Dancing in the Rain is a stand alone novel that deals with some heavy issues.  Drew is dealing with not only the loss of his career but an identity crisis and borderline alcoholism as a coping mechanism.  Then comes a surprise daughter and a whole new identity crisis: is he father material?  Peyton may have a career that she loves but she hates her boss- who seems not to know the meaning of the word 'compassion'.  Her job is in New York City, her niece and sister are in Chicago.  She not only has to deal with the very personal fact that her sister is dying, she has to try to be strong for Chloe and figure out what's best for the family. Jamieson does a wonderful job of making the family's situation real and relatable without allowing the story to get bogged down at any time.  She keeps things moving forward and for every step back Drew or Peyton take, they also figure out how to keep going forward.   The reflections both do on their lives and what they want to do with careers, as well as the difficulties they have in figuring out career-life balance, especially touched a chord for me.

Neither Drew nor Peyton are in a place where romance is a good idea and they are both sure that it's a really bad idea to get into a relationship with each other!  But the chemistry between them is undeniable.  I liked how, despite that initial attraction, there was plenty they didn't really like about each other at first.  Eventually the protective walls are lowered and they get to know each other, seeing the person behind the facade.  Peyton and Drew are a lot alike at the core: competitive, stubborn, and loyal.  But they approach those core values in opposite ways and without Chloe they might never have made themselves work out all the differences.

While both Drew and Peyton are great, the character who really stayed with me is Sara.  In the face of any number of obstacles she has pressed on, doing her best for both herself and Chloe.  She faced unexpected pregnancy in college and still not only finished college but got a law degree.  She was aware enough of herself and her priorities that she didn't stay in the corporate rat race but chose to work with a smaller law firm so she could have a better work-life balance with Chloe.  She fought her cancer every step of the way and when it became clear none of the treatments were going to work she set up everything Peyton and Chloe would need after she passed: guardianship, her will, even her funeral.  On meeting Drew, she genuinely understood if he didn't want to be a part of Chloe's life.  Despite all her own trials, she tried to make everything easier for everyone around her.  Sara is probably one of the most caring and unselfish characters I've ever read, and faced everything with strength, courage, dignity and grace that others in her position could only hope to match.  

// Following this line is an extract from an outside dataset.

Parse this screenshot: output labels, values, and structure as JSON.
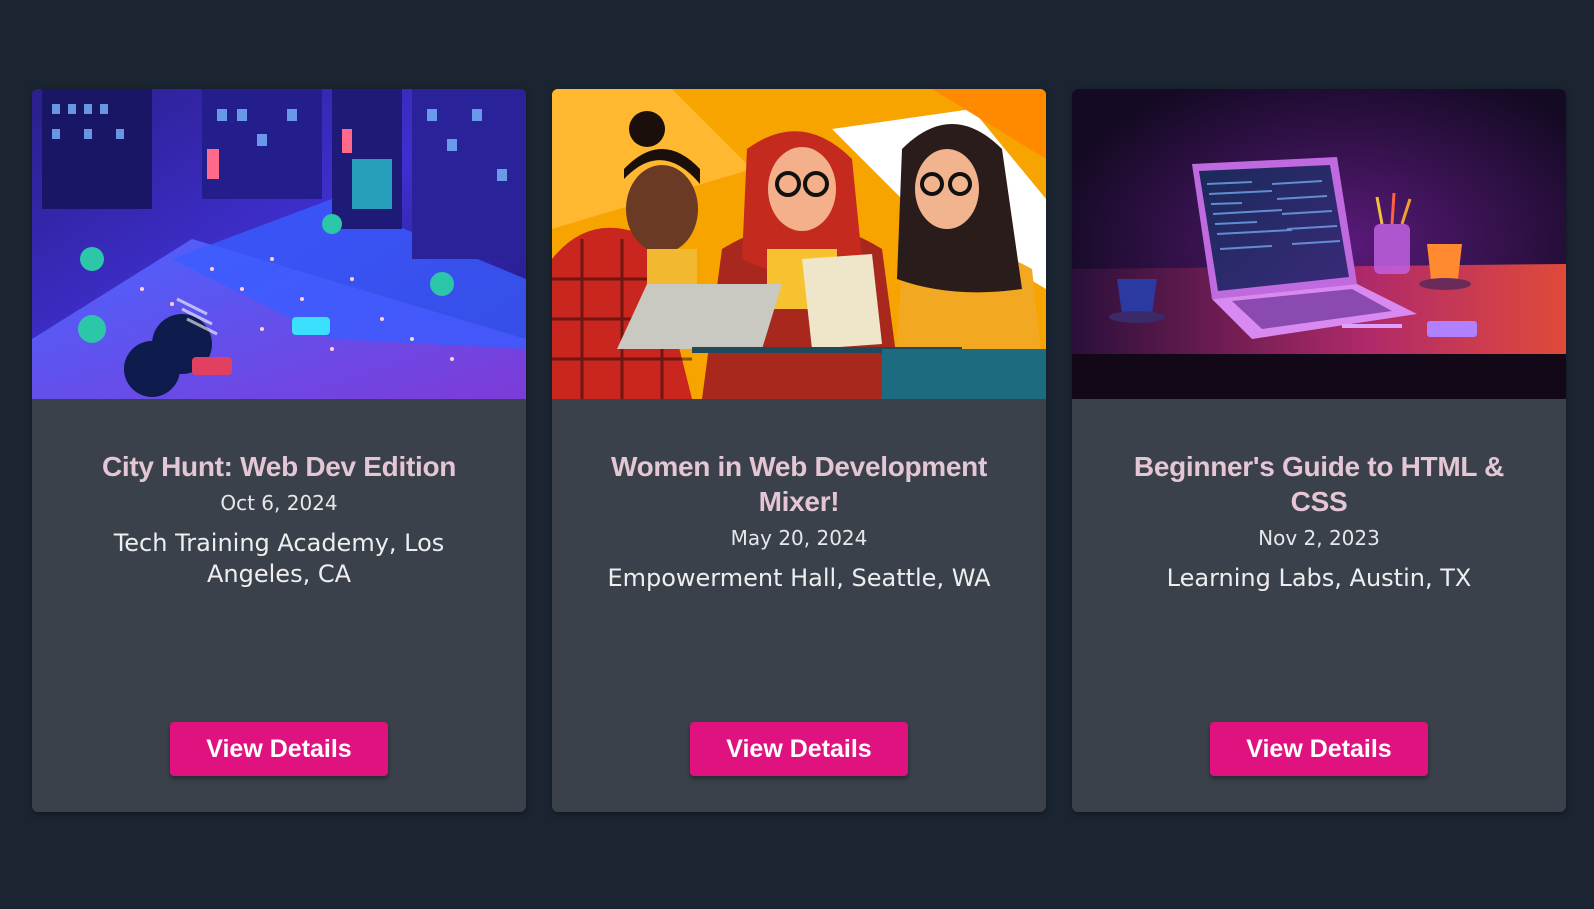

I'm normally not a fan of books that make me cry, and there were several absolutely tear-jerking, heart-wrenching scenes in Dancing in the Rain.  However this was a book that I couldn't put down: full of truly three-dimensional, realistic characters; and the inspiring life lesson that challenges don't come when you are ready for them but that life is short, and sometimes the most precious moments come just by dancing in the rain.

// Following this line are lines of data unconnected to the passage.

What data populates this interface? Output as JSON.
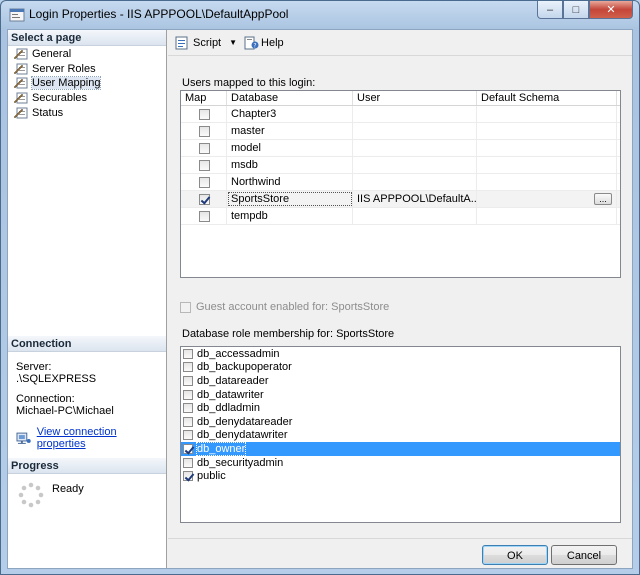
{
  "window": {
    "title": "Login Properties - IIS APPPOOL\\DefaultAppPool",
    "minimize": "–",
    "maximize": "□",
    "close": "✕"
  },
  "left": {
    "select_page_header": "Select a page",
    "pages": [
      {
        "label": "General",
        "icon": "wrench-page-icon"
      },
      {
        "label": "Server Roles",
        "icon": "wrench-page-icon"
      },
      {
        "label": "User Mapping",
        "icon": "wrench-page-icon",
        "selected": true
      },
      {
        "label": "Securables",
        "icon": "wrench-page-icon"
      },
      {
        "label": "Status",
        "icon": "wrench-page-icon"
      }
    ],
    "connection_header": "Connection",
    "server_label": "Server:",
    "server_value": ".\\SQLEXPRESS",
    "connection_label": "Connection:",
    "connection_value": "Michael-PC\\Michael",
    "view_link": "View connection properties",
    "progress_header": "Progress",
    "progress_status": "Ready"
  },
  "toolbar": {
    "script_label": "Script",
    "help_label": "Help"
  },
  "mapping": {
    "caption": "Users mapped to this login:",
    "columns": [
      "Map",
      "Database",
      "User",
      "Default Schema"
    ],
    "rows": [
      {
        "map": false,
        "database": "Chapter3",
        "user": "",
        "schema": ""
      },
      {
        "map": false,
        "database": "master",
        "user": "",
        "schema": ""
      },
      {
        "map": false,
        "database": "model",
        "user": "",
        "schema": ""
      },
      {
        "map": false,
        "database": "msdb",
        "user": "",
        "schema": ""
      },
      {
        "map": false,
        "database": "Northwind",
        "user": "",
        "schema": ""
      },
      {
        "map": true,
        "database": "SportsStore",
        "user": "IIS APPPOOL\\DefaultA...",
        "schema": "",
        "selected": true,
        "ellipsis": "..."
      },
      {
        "map": false,
        "database": "tempdb",
        "user": "",
        "schema": ""
      }
    ]
  },
  "guest": {
    "label": "Guest account enabled for: SportsStore",
    "checked": false,
    "disabled": true
  },
  "roles": {
    "caption": "Database role membership for: SportsStore",
    "items": [
      {
        "label": "db_accessadmin",
        "checked": false
      },
      {
        "label": "db_backupoperator",
        "checked": false
      },
      {
        "label": "db_datareader",
        "checked": false
      },
      {
        "label": "db_datawriter",
        "checked": false
      },
      {
        "label": "db_ddladmin",
        "checked": false
      },
      {
        "label": "db_denydatareader",
        "checked": false
      },
      {
        "label": "db_denydatawriter",
        "checked": false
      },
      {
        "label": "db_owner",
        "checked": true,
        "selected": true
      },
      {
        "label": "db_securityadmin",
        "checked": false
      },
      {
        "label": "public",
        "checked": true
      }
    ]
  },
  "buttons": {
    "ok": "OK",
    "cancel": "Cancel"
  },
  "colors": {
    "selection": "#3399ff",
    "link": "#0033cc"
  }
}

A deep, wonderful, sad, uplifting, and romantic book, Dancing in the Rain will touch your heart and could change the way you look at life.  A must read!

I received an ARC of this book from NetGalley in exchange for an honest review.